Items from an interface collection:
———

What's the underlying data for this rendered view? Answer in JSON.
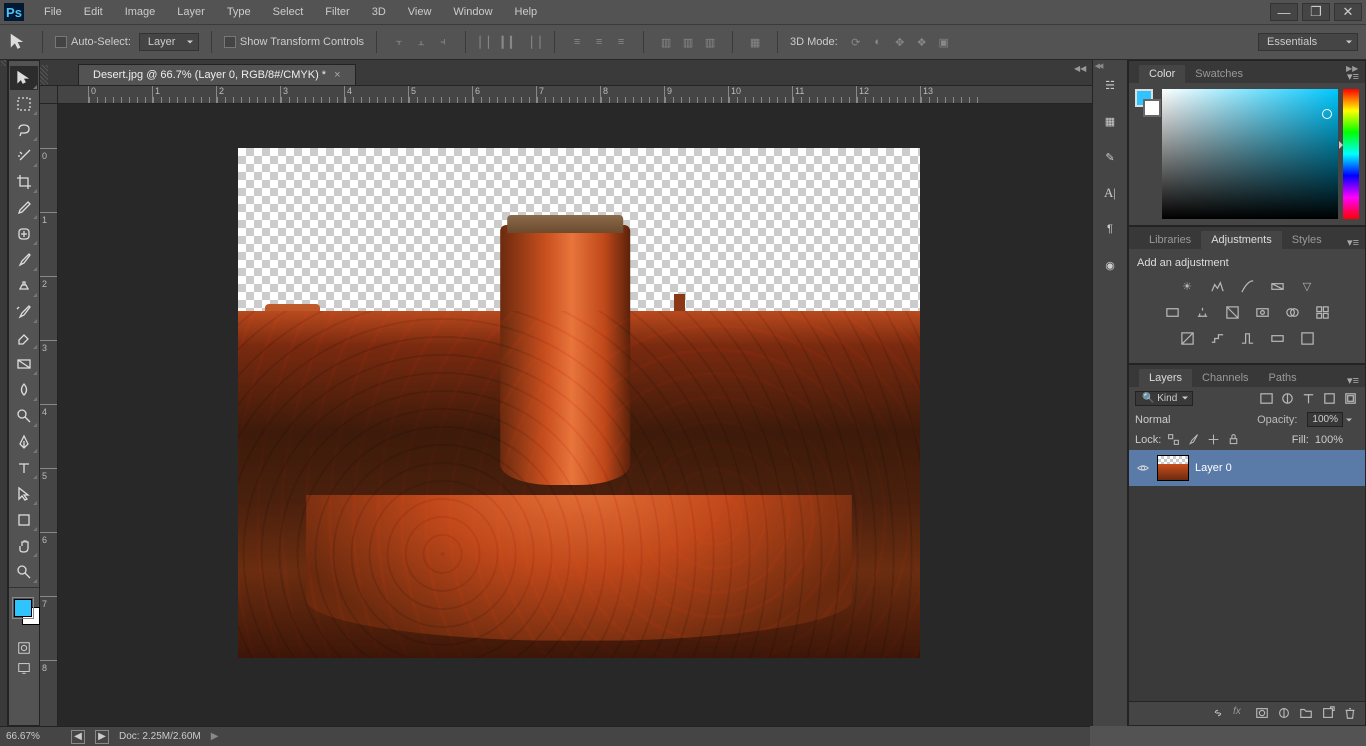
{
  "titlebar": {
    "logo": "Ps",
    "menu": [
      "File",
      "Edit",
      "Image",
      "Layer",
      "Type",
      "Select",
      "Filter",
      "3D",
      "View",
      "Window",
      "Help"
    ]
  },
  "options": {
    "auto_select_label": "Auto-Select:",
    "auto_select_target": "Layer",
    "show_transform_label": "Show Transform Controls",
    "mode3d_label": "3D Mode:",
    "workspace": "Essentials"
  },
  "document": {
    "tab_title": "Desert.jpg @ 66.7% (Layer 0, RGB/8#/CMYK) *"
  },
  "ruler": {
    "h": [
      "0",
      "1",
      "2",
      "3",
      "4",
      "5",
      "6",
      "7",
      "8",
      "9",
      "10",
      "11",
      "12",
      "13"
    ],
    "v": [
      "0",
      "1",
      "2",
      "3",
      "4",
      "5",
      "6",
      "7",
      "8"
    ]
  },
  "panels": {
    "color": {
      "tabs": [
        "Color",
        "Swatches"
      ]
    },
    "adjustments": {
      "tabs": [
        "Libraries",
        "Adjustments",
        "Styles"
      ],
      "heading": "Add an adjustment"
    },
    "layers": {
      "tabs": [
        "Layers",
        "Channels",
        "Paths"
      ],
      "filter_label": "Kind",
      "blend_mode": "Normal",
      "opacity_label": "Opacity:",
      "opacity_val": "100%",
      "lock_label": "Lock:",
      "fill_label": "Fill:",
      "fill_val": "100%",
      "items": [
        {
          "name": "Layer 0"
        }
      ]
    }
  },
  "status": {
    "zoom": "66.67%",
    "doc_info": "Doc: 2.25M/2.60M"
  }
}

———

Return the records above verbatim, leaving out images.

What's the underlying data for this rendered view? Answer in JSON.
{
  "titlebar": {
    "logo": "Ps",
    "menu": [
      "File",
      "Edit",
      "Image",
      "Layer",
      "Type",
      "Select",
      "Filter",
      "3D",
      "View",
      "Window",
      "Help"
    ]
  },
  "options": {
    "auto_select_label": "Auto-Select:",
    "auto_select_target": "Layer",
    "show_transform_label": "Show Transform Controls",
    "mode3d_label": "3D Mode:",
    "workspace": "Essentials"
  },
  "document": {
    "tab_title": "Desert.jpg @ 66.7% (Layer 0, RGB/8#/CMYK) *"
  },
  "ruler": {
    "h": [
      "0",
      "1",
      "2",
      "3",
      "4",
      "5",
      "6",
      "7",
      "8",
      "9",
      "10",
      "11",
      "12",
      "13"
    ],
    "v": [
      "0",
      "1",
      "2",
      "3",
      "4",
      "5",
      "6",
      "7",
      "8"
    ]
  },
  "panels": {
    "color": {
      "tabs": [
        "Color",
        "Swatches"
      ]
    },
    "adjustments": {
      "tabs": [
        "Libraries",
        "Adjustments",
        "Styles"
      ],
      "heading": "Add an adjustment"
    },
    "layers": {
      "tabs": [
        "Layers",
        "Channels",
        "Paths"
      ],
      "filter_label": "Kind",
      "blend_mode": "Normal",
      "opacity_label": "Opacity:",
      "opacity_val": "100%",
      "lock_label": "Lock:",
      "fill_label": "Fill:",
      "fill_val": "100%",
      "items": [
        {
          "name": "Layer 0"
        }
      ]
    }
  },
  "status": {
    "zoom": "66.67%",
    "doc_info": "Doc: 2.25M/2.60M"
  }
}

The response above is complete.